By the time I was ten-years-old my parents had hammered into my head the importance of telling the truth. Away from their influence, though, I forgot and suffered the consequences. It all happened when my cousin and I were at Camp Fire Girls camp for a week. The first evening there we unpacked inside our bunkhouse and readied ourselves for the nighttime activity. Only my cousin convinced me that the activity would be boring and a long walk away and we’d be better off staying in our bunk. She had a plan how we could do that.
I was an asthmatic child and had come to camp with my weekly allergy shots that the nurse in the infirmary would give me on Monday morning. My mother had explained to our counselor that I was allergic to dust and feathers and a whole list of particles that flew in the air.
“Tell her,” my cousin referred to the counselor, “that your asthma is bothering you and you need to stay here. And I’ll say I want to keep you company.”
My cousin didn’t force me to do what she said. She didn’t even threaten me to follow her idea. Even though I really had no objection to the activity I let myself be talked into the plan. The counselor wasn’t very sympathetic but agreed I should stay in the bunk by myself and rest up. Her response to my cousin’s desire to keep me company was rejected outright.
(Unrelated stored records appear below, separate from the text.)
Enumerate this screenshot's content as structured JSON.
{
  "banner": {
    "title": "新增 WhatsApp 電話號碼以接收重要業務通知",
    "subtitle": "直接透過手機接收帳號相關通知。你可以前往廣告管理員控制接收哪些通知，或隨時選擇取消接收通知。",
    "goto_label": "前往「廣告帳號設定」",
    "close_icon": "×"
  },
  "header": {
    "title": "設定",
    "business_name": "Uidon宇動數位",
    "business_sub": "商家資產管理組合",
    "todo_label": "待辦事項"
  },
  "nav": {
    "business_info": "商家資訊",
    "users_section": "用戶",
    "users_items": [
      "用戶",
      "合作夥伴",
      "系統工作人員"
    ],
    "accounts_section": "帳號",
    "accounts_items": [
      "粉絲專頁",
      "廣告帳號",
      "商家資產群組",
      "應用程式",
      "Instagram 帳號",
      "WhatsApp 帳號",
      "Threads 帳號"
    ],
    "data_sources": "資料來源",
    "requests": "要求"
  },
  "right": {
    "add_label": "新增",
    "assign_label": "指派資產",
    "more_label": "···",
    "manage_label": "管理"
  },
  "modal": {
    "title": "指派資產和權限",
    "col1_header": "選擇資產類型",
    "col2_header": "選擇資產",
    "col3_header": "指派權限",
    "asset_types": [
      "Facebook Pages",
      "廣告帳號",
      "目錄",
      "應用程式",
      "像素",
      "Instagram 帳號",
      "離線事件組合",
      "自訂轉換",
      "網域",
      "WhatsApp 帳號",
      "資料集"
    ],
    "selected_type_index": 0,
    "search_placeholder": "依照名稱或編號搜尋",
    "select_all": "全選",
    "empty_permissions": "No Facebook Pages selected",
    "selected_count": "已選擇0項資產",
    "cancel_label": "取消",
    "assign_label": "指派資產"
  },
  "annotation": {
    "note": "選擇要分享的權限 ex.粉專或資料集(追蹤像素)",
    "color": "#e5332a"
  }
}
As I watched my co-campers stroll down the path to who-knows-what my bunk seemed awfully empty and lonely. Always a bookworm the idea of reading didn’t even appeal to me. Making a quick decision I jumped off my cot, opened the screen door, and sprinted after them.
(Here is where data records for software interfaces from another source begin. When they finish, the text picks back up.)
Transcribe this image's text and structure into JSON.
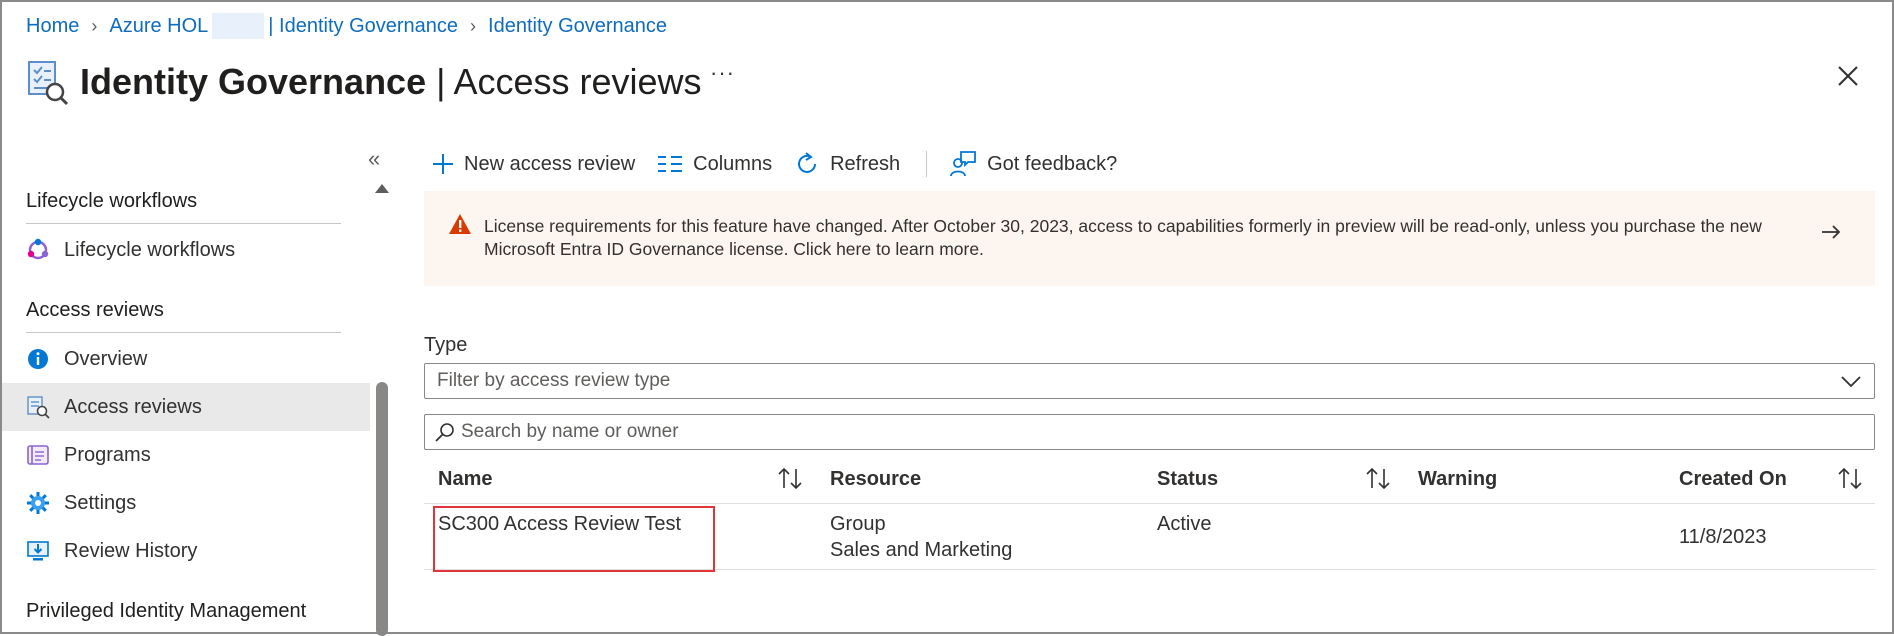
{
  "breadcrumb": {
    "items": [
      "Home",
      "Azure HOL",
      "| Identity Governance",
      "Identity Governance"
    ]
  },
  "header": {
    "title_main": "Identity Governance",
    "title_sep": " | ",
    "title_sub": "Access reviews",
    "more": "···",
    "icon": "access-review-icon",
    "close_icon": "close-icon"
  },
  "sidebar": {
    "collapse_glyph": "«",
    "sections": [
      {
        "title": "Lifecycle workflows",
        "items": [
          {
            "label": "Lifecycle workflows",
            "icon": "lifecycle-icon"
          }
        ]
      },
      {
        "title": "Access reviews",
        "items": [
          {
            "label": "Overview",
            "icon": "info-icon"
          },
          {
            "label": "Access reviews",
            "icon": "access-review-icon",
            "selected": true
          },
          {
            "label": "Programs",
            "icon": "programs-icon"
          },
          {
            "label": "Settings",
            "icon": "gear-icon"
          },
          {
            "label": "Review History",
            "icon": "monitor-download-icon"
          }
        ]
      },
      {
        "title": "Privileged Identity Management",
        "items": []
      }
    ]
  },
  "toolbar": {
    "new_label": "New access review",
    "columns_label": "Columns",
    "refresh_label": "Refresh",
    "feedback_label": "Got feedback?"
  },
  "banner": {
    "message": "License requirements for this feature have changed. After October 30, 2023, access to capabilities formerly in preview will be read-only, unless you purchase the new Microsoft Entra ID Governance license. Click here to learn more.",
    "color": "#fdf5ef",
    "warning_color": "#d83b01"
  },
  "filters": {
    "type_label": "Type",
    "type_placeholder": "Filter by access review type",
    "search_placeholder": "Search by name or owner"
  },
  "table": {
    "columns": [
      "Name",
      "Resource",
      "Status",
      "Warning",
      "Created On"
    ],
    "rows": [
      {
        "name": "SC300 Access Review Test",
        "resource_type": "Group",
        "resource_name": "Sales and Marketing",
        "status": "Active",
        "warning": "",
        "created_on": "11/8/2023"
      }
    ]
  },
  "colors": {
    "link": "#0f6cbd",
    "accent": "#0078d4",
    "highlight_border": "#e0363a"
  }
}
“I’m feeling better now,” I declared to my counselor.
The look she gave me was one of pure disgust. It was unfortunate for me that this counselor, probably no more than eighteen-years-old, had never learned the important verse in Leviticus, chapter 19, verse 15. Do not do injustice in judgement, do not favor the poor, do not honor the great, judge your fellow man justly.
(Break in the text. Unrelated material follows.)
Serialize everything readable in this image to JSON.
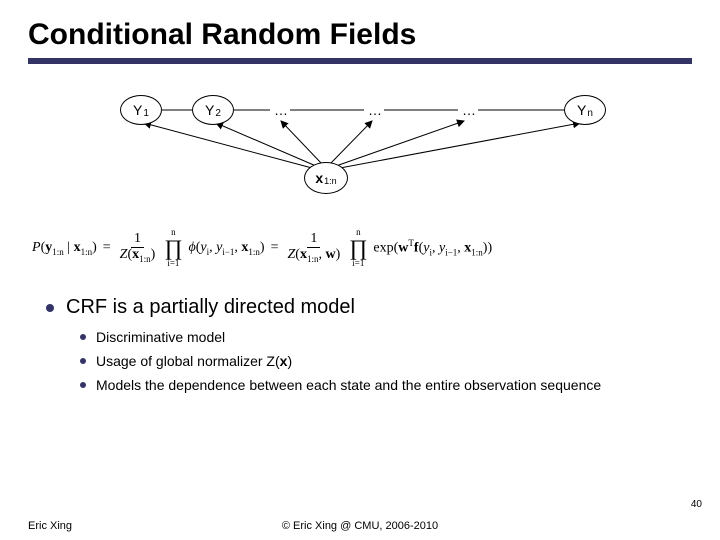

Volumes* have been written on this verse alone. Instead of seeing my lie as one isolated incident in my life the counselor judged me as a sly, deceitful liar. There were no thoughts of extenuating circumstances or benefit of the doubt. I was pronounced guilty.
What followed was a miserable week for me. For five years I’d already been sleeping over at friends’ houses on a regular basis and spending a week without my parents by relatives in Oklahoma every summer. Never had I been homesick, until that that camp experience.
The postcard I wrote my parents read Last night I dreamed that I was in the family room with you and Lady (the dog) and I was so happy. When I woke up and knew it was a dream I was sad. That postcard arrived home after I did.
I’d survived that week but I never went away to camp again. I’ve never forgotten how miserable that counselor made me feel. It’s probably that memory that makes me feel so connected to the commandments we learn from that verse in Leviticus. Seeing a child misbehaving, a woman pushing her way in line, or someone talking on their cell phone during a lecture often remind of the lying little girl I was once and how I didn’t want to be judged.
To the counselor’s credit she taught me something big. Despite my parents’ admonishments to tell the truth I never really understood that a lie would sooner or later catch up to me. What my parents had tried to hammer in my head she succeeded in entering into my heart.
I suppose I should feel grateful to her for the lesson but the truth is I wish she had tried to understand me better. After fifty-three years I guess the time has come to forgive her.
*The Other Side of the Story by Yehudis Samet is an excellent book about this subject.